Spader Blog: Trial ends early for the day, will resume at 9 a.m. Thursday
4:30 p.m.: Judge Gillian Abramson cut short the third day of Steven Spader’s first-degree murder trial, ending Wednesday’s proceedings shortly after 2 p.m.
Abramson said the early dismissal was to accommodate a request by a juror. While the specifics of the juror’s request aren’t clear, it is believed to involve his or her need to keep an appointment.
The abbreviated afternoon session got off to an emotional start when David Cates, husband of murder victim Kimberly Cates, was called to the witness stand.
He testified for roughly 20 minutes. Testimony from two police investigators followed before the session was called for the day.
Proceedings will resume at 9 a.m. Thursday.
Officer questioned on stop
1:33 p.m.: Nashua police officer Ian Day Lewis, who was a member of the Amherst Police Department a year ago, just left the stand describing the night he stopped a car occupied by Spader and William Marks roughly 24 hours before the home invasion they are accused of participating in took place.
Spader’s defense team cross-examined Lewis, asking him why he didn’t document in more detail the description of the knife he said he found in Spader’s possession. Lewis didn’t arrest Marks or Spader, he said, because carrying a knife isn’t against the law. He said he stopped the car as a routine check because of the late hour.
Another police officer, state trooper John Sonia, took the stand and described how police examined two vehicles believed to be used in the Oct. 4 home invasion as part of the investigation.
Cates on stand eyes Spader
12:05 p.m.: The final testimony of the morning was the day’s most compelling; spectators, who number roughly half of Tuesday’s near-full house, remained church-mouse quiet as David Cates identified a family photo in a shaky voice.
Spader stared expressionless at Cates, occasionally glancing at prosecutor Jeff Strelzin during questioning. At one point near the end of Cates’ testimony, he and Spader locked eyes, neither changing expression or otherwise reacting to the exchange, which lasted probably 10 to 15 seconds.
Alarm system wasn’t used

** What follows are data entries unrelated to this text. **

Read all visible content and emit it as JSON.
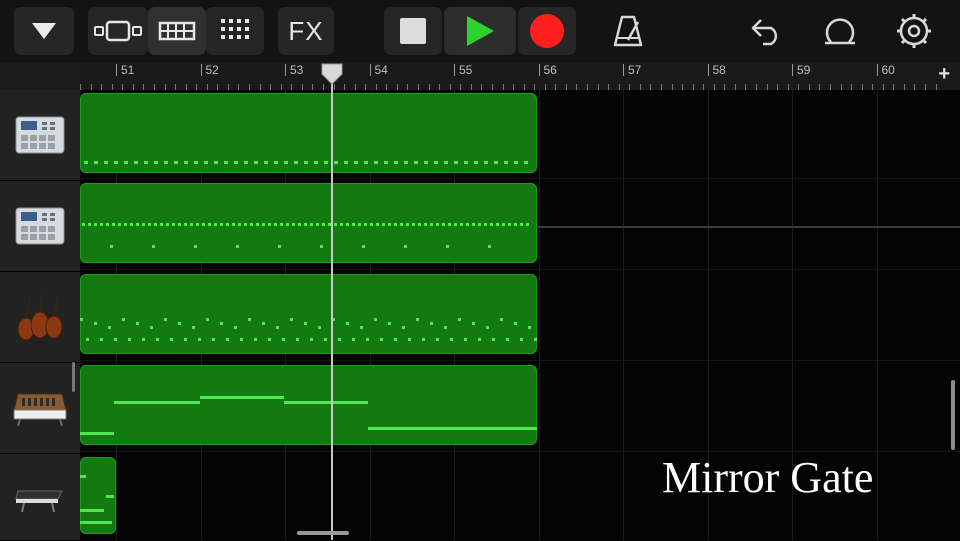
{
  "toolbar": {
    "menu_icon": "triangle-down-icon",
    "view_icons": [
      "tracks-view-icon",
      "live-loops-icon",
      "grid-icon"
    ],
    "fx_label": "FX",
    "transport": {
      "stop_icon": "stop-icon",
      "play_icon": "play-icon",
      "record_icon": "record-icon",
      "play_color": "#2ed22e",
      "record_color": "#ff1f1f"
    },
    "right_icons": [
      "metronome-icon",
      "undo-icon",
      "loop-icon",
      "settings-icon"
    ]
  },
  "ruler": {
    "bars": [
      "51",
      "52",
      "53",
      "54",
      "55",
      "56",
      "57",
      "58",
      "59",
      "60"
    ],
    "add_label": "+"
  },
  "tracks": [
    {
      "name": "drum-machine-track",
      "icon": "drum-machine-icon"
    },
    {
      "name": "drum-machine-track-2",
      "icon": "drum-machine-icon"
    },
    {
      "name": "strings-track",
      "icon": "violin-icon"
    },
    {
      "name": "synth-track",
      "icon": "synthesizer-icon"
    },
    {
      "name": "keyboard-track",
      "icon": "keyboard-icon"
    }
  ],
  "colors": {
    "region": "#137a12",
    "note": "#5cf25a",
    "background": "#050505"
  },
  "caption": "Mirror Gate"
}
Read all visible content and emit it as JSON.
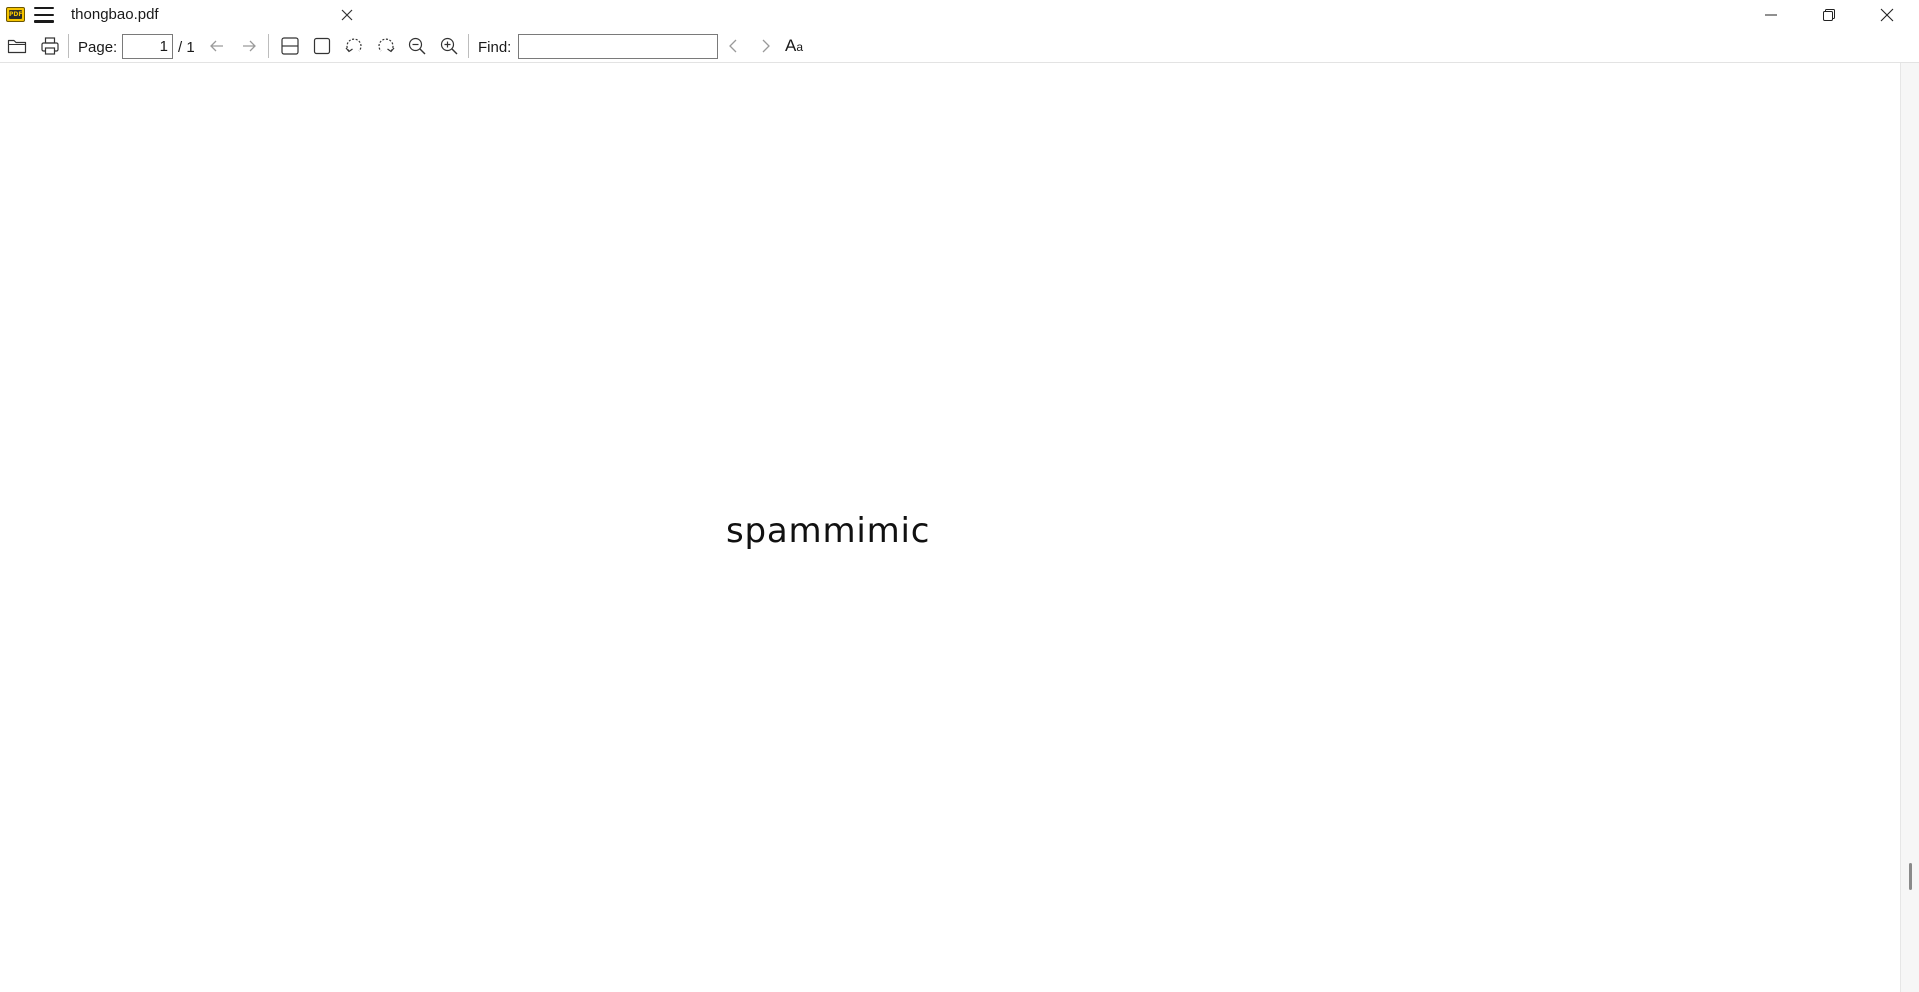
{
  "window": {
    "file_name": "thongbao.pdf",
    "app_icon_text": "PDF"
  },
  "toolbar": {
    "page_label": "Page:",
    "page_current": "1",
    "page_total": "/ 1",
    "find_label": "Find:",
    "find_value": "",
    "match_case_label_big": "A",
    "match_case_label_small": "a",
    "icons": [
      "open-icon",
      "print-icon",
      "previous-page-icon",
      "next-page-icon",
      "fit-width-icon",
      "fit-page-icon",
      "rotate-left-icon",
      "rotate-right-icon",
      "zoom-out-icon",
      "zoom-in-icon",
      "find-previous-icon",
      "find-next-icon",
      "match-case-icon"
    ]
  },
  "document": {
    "text": "spammimic"
  },
  "colors": {
    "background": "#ffffff",
    "app_icon": "#f5c400"
  }
}
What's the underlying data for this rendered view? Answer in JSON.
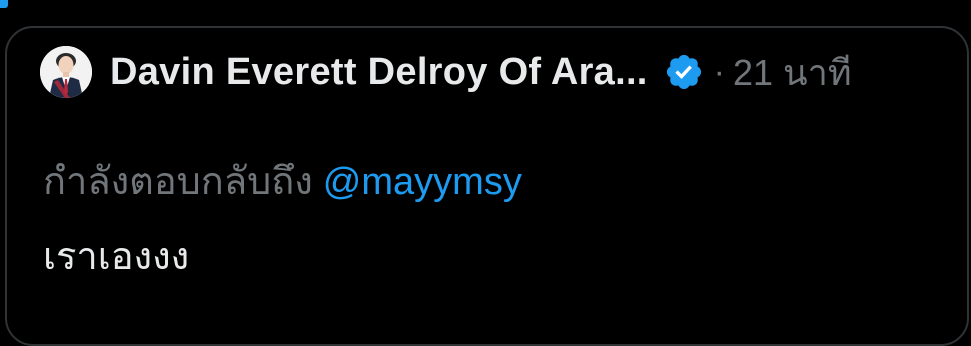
{
  "tweet": {
    "author": {
      "display_name": "Davin Everett Delroy Of Ara...",
      "verified": true,
      "avatar_icon": "profile-photo"
    },
    "separator": "·",
    "time_ago": "21 นาที",
    "reply_prefix": "กำลังตอบกลับถึง",
    "reply_handle": "@mayymsy",
    "body": "เราเองงง"
  },
  "colors": {
    "background": "#000000",
    "border": "#2f3336",
    "primary_text": "#e7e9ea",
    "secondary_text": "#71767b",
    "accent_blue": "#1d9bf0"
  }
}
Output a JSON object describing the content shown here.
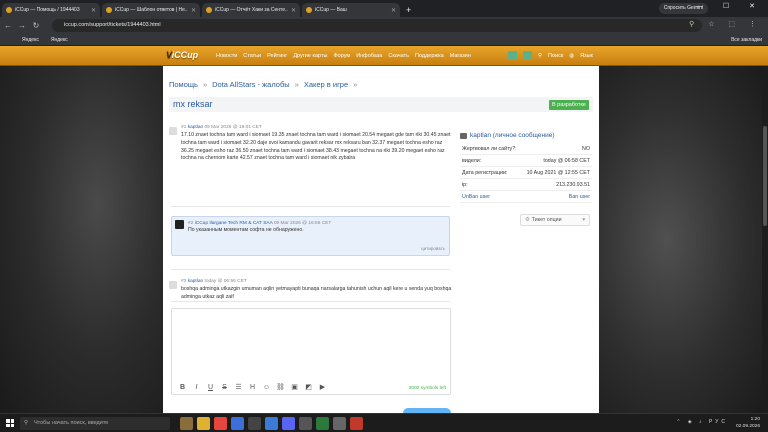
{
  "browser": {
    "tabs": [
      {
        "title": "iCCup — Помощь / 1944403",
        "active": true
      },
      {
        "title": "iCCup — Шаблон ответов | Не...",
        "active": false
      },
      {
        "title": "iCCup — Отчёт Хаки за Сенте...",
        "active": false
      },
      {
        "title": "iCCup — Ваш",
        "active": false
      }
    ],
    "new_tab": "+",
    "gemini_button": "Спросить Gemini",
    "window_controls": "— ☐ ✕",
    "url": "iccup.com/support/tickets/1944403.html",
    "bookmarks": [
      "Яндекс",
      "Яндекс"
    ],
    "all_bookmarks": "Все закладки"
  },
  "site_nav": {
    "logo_prefix": "V",
    "logo": "iCCup",
    "links": [
      "Новости",
      "Статьи",
      "Рейтинг",
      "Другие карты",
      "Форум",
      "Инфобаза",
      "Скачать",
      "Поддержка",
      "Магазин"
    ],
    "search": "Поиск",
    "language": "Язык"
  },
  "breadcrumb": {
    "items": [
      "Помощь",
      "Dota AllStars - жалобы",
      "Хакер в игре"
    ],
    "separator": "»"
  },
  "ticket": {
    "title": "mx reksar",
    "status": "В разработке"
  },
  "posts": [
    {
      "num": "#1",
      "author": "kaptlan",
      "time": "09 Mar 2026 @ 19:01 CET",
      "body": "17.10 znaet tochna tam ward i siomaet 19.35 znaet tochna tam ward i siomaet 20.54 megaet gde tam riki 30.45 znaet tochna tam ward i siomaet 32.20 daje svoi kamandu gavarit reksar mx reksaru ban 32.37 megaet tochna esho raz 36.25 megaet esho raz 36.50 znaet tochna tam ward i siomaet 38.43 megaet tochna na riki 39.20 megaet esho raz tochna na chernom karte 42.57 znaet tochna tam ward i siomaet nik zybalra"
    },
    {
      "num": "#2",
      "author": "iCCup Ilargane Tech RM & CAT SAA",
      "time": "09 Mar 2026 @ 16:56 CET",
      "body": "По указанным моментам софта не обнаружено.",
      "quote": "цитировать"
    },
    {
      "num": "#3",
      "author": "kaptlan",
      "time": "today @ 06:56 CET",
      "body": "boshqa adminga utkazgin umuman aqlin yetmayapti bunaqa narsalarga tahunish uchun aqil kere u senda yuq boshqa adminga utkaz aqli zaif"
    }
  ],
  "side_panel": {
    "heading": "kaptlan (личное сообщение)",
    "rows": [
      {
        "key": "Жертвовал ли сайту?:",
        "value": "NO"
      },
      {
        "key": "видели:",
        "value": "today @ 06:58 CET"
      },
      {
        "key": "Дата регистрации:",
        "value": "10 Aug 2021 @ 12:55 CET"
      },
      {
        "key": "ip:",
        "value": "213.230.93.51"
      },
      {
        "key": "UnBan user",
        "value": "Ban user"
      }
    ],
    "ticket_options": "Тикет опции"
  },
  "editor": {
    "toolbar_icons": [
      "bold-icon",
      "italic-icon",
      "underline-icon",
      "strikethrough-icon",
      "list-icon",
      "heading-icon",
      "emoji-icon",
      "link-icon",
      "image-icon",
      "spoiler-icon",
      "video-icon"
    ],
    "toolbar_glyphs": [
      "B",
      "I",
      "U",
      "S",
      "☰",
      "H",
      "☺",
      "⛓",
      "▣",
      "◩",
      "▶"
    ],
    "counter": "3000 symbols left"
  },
  "taskbar": {
    "search_placeholder": "Чтобы начать поиск, введите",
    "time": "1:20",
    "date": "02.09.2026",
    "language": "РУС"
  }
}
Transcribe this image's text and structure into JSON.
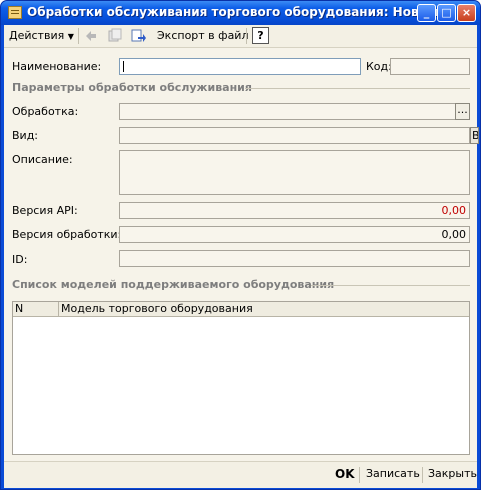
{
  "window": {
    "title": "Обработки обслуживания торгового оборудования: Новый",
    "controls": {
      "minimize": "_",
      "maximize": "□",
      "close": "×"
    }
  },
  "toolbar": {
    "actions_label": "Действия",
    "export_label": "Экспорт в файл",
    "help_label": "?"
  },
  "form": {
    "name_label": "Наименование:",
    "name_value": "",
    "code_label": "Код:",
    "code_value": "",
    "section_params": "Параметры обработки обслуживания",
    "processing_label": "Обработка:",
    "processing_value": "",
    "processing_select": "...",
    "kind_label": "Вид:",
    "kind_value": "",
    "kind_cut_text": "Вы",
    "description_label": "Описание:",
    "description_value": "",
    "api_version_label": "Версия API:",
    "api_version_value": "0,00",
    "processing_version_label": "Версия обработки:",
    "processing_version_value": "0,00",
    "id_label": "ID:",
    "id_value": "",
    "section_models": "Список моделей поддерживаемого оборудования"
  },
  "table": {
    "columns": [
      "N",
      "Модель торгового оборудования"
    ],
    "rows": []
  },
  "footer": {
    "ok_label": "OK",
    "save_label": "Записать",
    "close_label": "Закрыть"
  },
  "colors": {
    "title_bar": "#0a4bd6",
    "form_bg": "#f6f3e9",
    "api_value": "#c00000"
  }
}
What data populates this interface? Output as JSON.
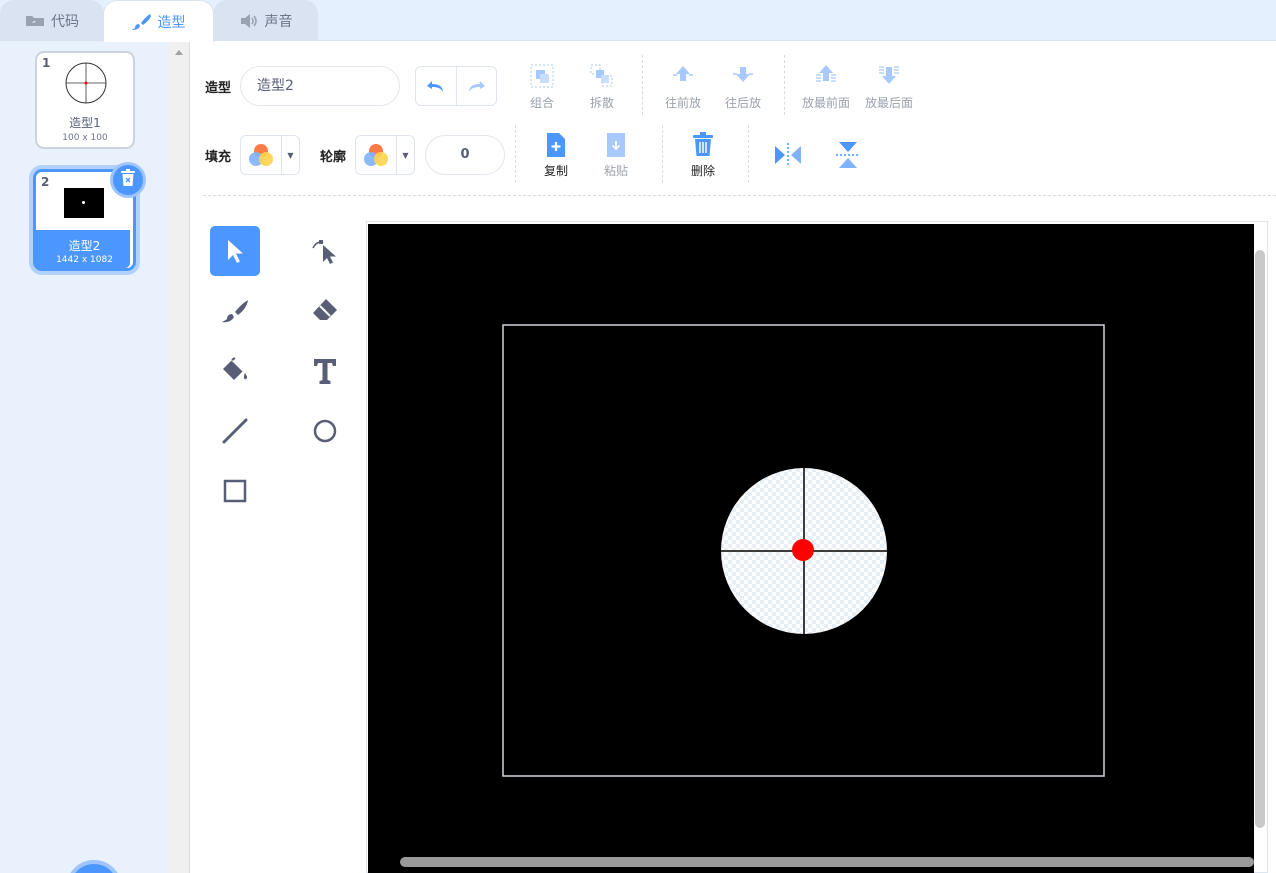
{
  "tabs": [
    {
      "label": "代码",
      "icon": "code-icon"
    },
    {
      "label": "造型",
      "icon": "brush-icon"
    },
    {
      "label": "声音",
      "icon": "speaker-icon"
    }
  ],
  "costumes": [
    {
      "number": "1",
      "name": "造型1",
      "size": "100 x 100"
    },
    {
      "number": "2",
      "name": "造型2",
      "size": "1442 x 1082"
    }
  ],
  "toolbar": {
    "costume_label": "造型",
    "costume_name": "造型2",
    "group": "组合",
    "ungroup": "拆散",
    "forward": "往前放",
    "backward": "往后放",
    "front": "放最前面",
    "back": "放最后面",
    "fill_label": "填充",
    "outline_label": "轮廓",
    "outline_width": "0",
    "copy": "复制",
    "paste": "粘贴",
    "delete": "删除"
  },
  "colors": {
    "accent": "#4c97ff",
    "canvas_bg": "#000000",
    "target_dot": "#ff0000"
  }
}
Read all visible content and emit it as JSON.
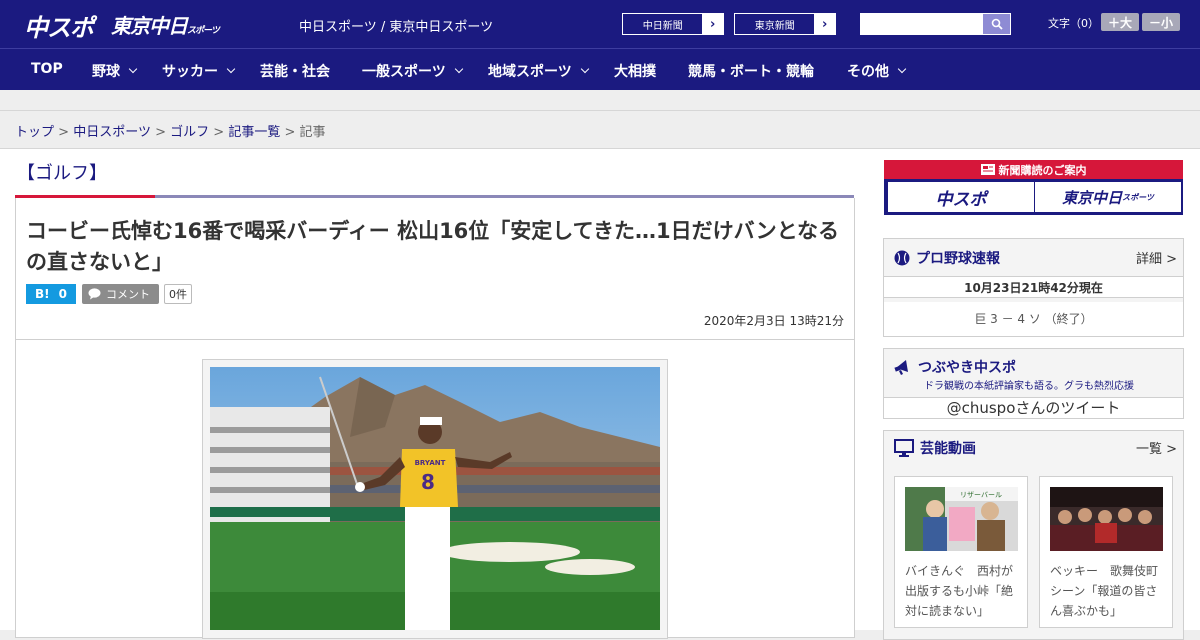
{
  "header": {
    "logo_main": "中スポ",
    "logo_tokyo": "東京中日",
    "logo_tokyo_sub": "スポーツ",
    "site_title": "中日スポーツ / 東京中日スポーツ",
    "newspaper_links": [
      {
        "label": "中日新聞",
        "arrow": "›"
      },
      {
        "label": "東京新聞",
        "arrow": "›"
      }
    ],
    "search_value": "",
    "font_size_label": "文字（0）",
    "font_larger": "＋大",
    "font_smaller": "－小"
  },
  "nav": {
    "items": [
      {
        "label": "TOP",
        "has_menu": false
      },
      {
        "label": "野球",
        "has_menu": true
      },
      {
        "label": "サッカー",
        "has_menu": true
      },
      {
        "label": "芸能・社会",
        "has_menu": false
      },
      {
        "label": "一般スポーツ",
        "has_menu": true
      },
      {
        "label": "地域スポーツ",
        "has_menu": true
      },
      {
        "label": "大相撲",
        "has_menu": false
      },
      {
        "label": "競馬・ボート・競輪",
        "has_menu": false
      },
      {
        "label": "その他",
        "has_menu": true
      }
    ]
  },
  "breadcrumb": {
    "items": [
      "トップ",
      "中日スポーツ",
      "ゴルフ",
      "記事一覧"
    ],
    "current": "記事",
    "separator": ">"
  },
  "article": {
    "category": "【ゴルフ】",
    "headline": "コービー氏悼む16番で喝采バーディー 松山16位「安定してきた…1日だけバンとなるの直さないと」",
    "hatena_label": "B!",
    "hatena_count": "0",
    "comment_label": "コメント",
    "comment_count": "0件",
    "date": "2020年2月3日 13時21分",
    "photo_jersey_name": "BRYANT",
    "photo_jersey_number": "8"
  },
  "sidebar": {
    "subscribe": {
      "title": "新聞購読のご案内",
      "logo_1": "中スポ",
      "logo_2": "東京中日",
      "logo_2_sub": "スポーツ"
    },
    "baseball": {
      "title": "プロ野球速報",
      "more": "詳細 >",
      "timestamp": "10月23日21時42分現在",
      "score": "巨 3 － 4 ソ （終了）"
    },
    "tweets": {
      "title": "つぶやき中スポ",
      "subtitle": "ドラ観戦の本紙評論家も語る。グラも熱烈応援",
      "link": "@chuspoさんのツイート"
    },
    "videos": {
      "title": "芸能動画",
      "more": "一覧 >",
      "items": [
        {
          "caption": "バイきんぐ　西村が出版するも小峠「絶対に読まない」",
          "sign_text": "リザーバール"
        },
        {
          "caption": "ベッキー　歌舞伎町シーン「報道の皆さん喜ぶかも」"
        }
      ]
    }
  },
  "colors": {
    "brand_navy": "#1b1a80",
    "accent_red": "#d6173a",
    "hatena_blue": "#149ae0"
  }
}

11:32 a.m.: David Cates was on a business trip to Baltimore on the weekend of the home invasion. He texted his wife and daughter Saturday night before they went to bed, he said on the stand.
On Sunday morning, Cates said, he got a call from a state trooper as he headed for the airport to come home and received more updates on what happened at the airport.
Prosecutors showed Cates photos of Kimberly, whom he identified in a low, raspy voice, occasionally cracking with emotion.
Strelzin, the senior assistant attorney general, asked Cates questions about his home. Cates said he and his family moved there in 2004 and have not changed the inside floor plan or general footprint of the home.
Discussion turned to Trow Road itself, which Cates says was widened because it was too narrow for safe travel and snow removal was difficult in the winter. Strelzin asked Cates to look at a floor plan of the home, where he identified “Kim’s old car” parked in the garage of the single-story, crescent-shaped home.
Strelzin focused on the rear section of the basement, near where the suspects are believed to have broken in on Oct. 4.
Cates said he and his wife used the house’s alarm system for “just a brief time” after they moved in because of a malfunction in the alarm’s wiring system. They later disconnected it, he said.
Scene photos hint at horror
11:20 a.m.: Police crime scene photos are playing on the screen in Courtroom 4, showing the aftermath of the early morning rampage that Spader and other youths are accused of perpetrating last year.
The photos are part of the testimony of state trooper Jeff Ledieu, who was on the stand for close to an hour.
One photo was a close-up on the cordless telephone Jaimie Cates used to make her frantic 911 call as she lay on the kitchen floor.
A folded cellphone lay next to the cordless handset.
Blood trails are everywhere in the photo, including on the counter from which Jaimie apparently grabbed the phone.
Other photos showed the bedroom in which Kimberly Cates was found dead; furniture was in disarray and a glass slider is smashed.
Doctor’s pager goes off
9:30 a.m. Dr. David Mooney, one of the doctors who treated Jaimie Cates’ injuries after the attack, took the stand and described wounds that cut “to the bone,” which he said are difficult to inflict and take a lot of strength to carry out. He answered specific questions about the condition of Jaimie and her injuries when she was being treated at the hospital.
Hopefully, the staff at Children’s Hospital Boston was able to summon another doctor, because Mooney wasn’t able to answer his pager when it beeped in the middle of his morning testimony.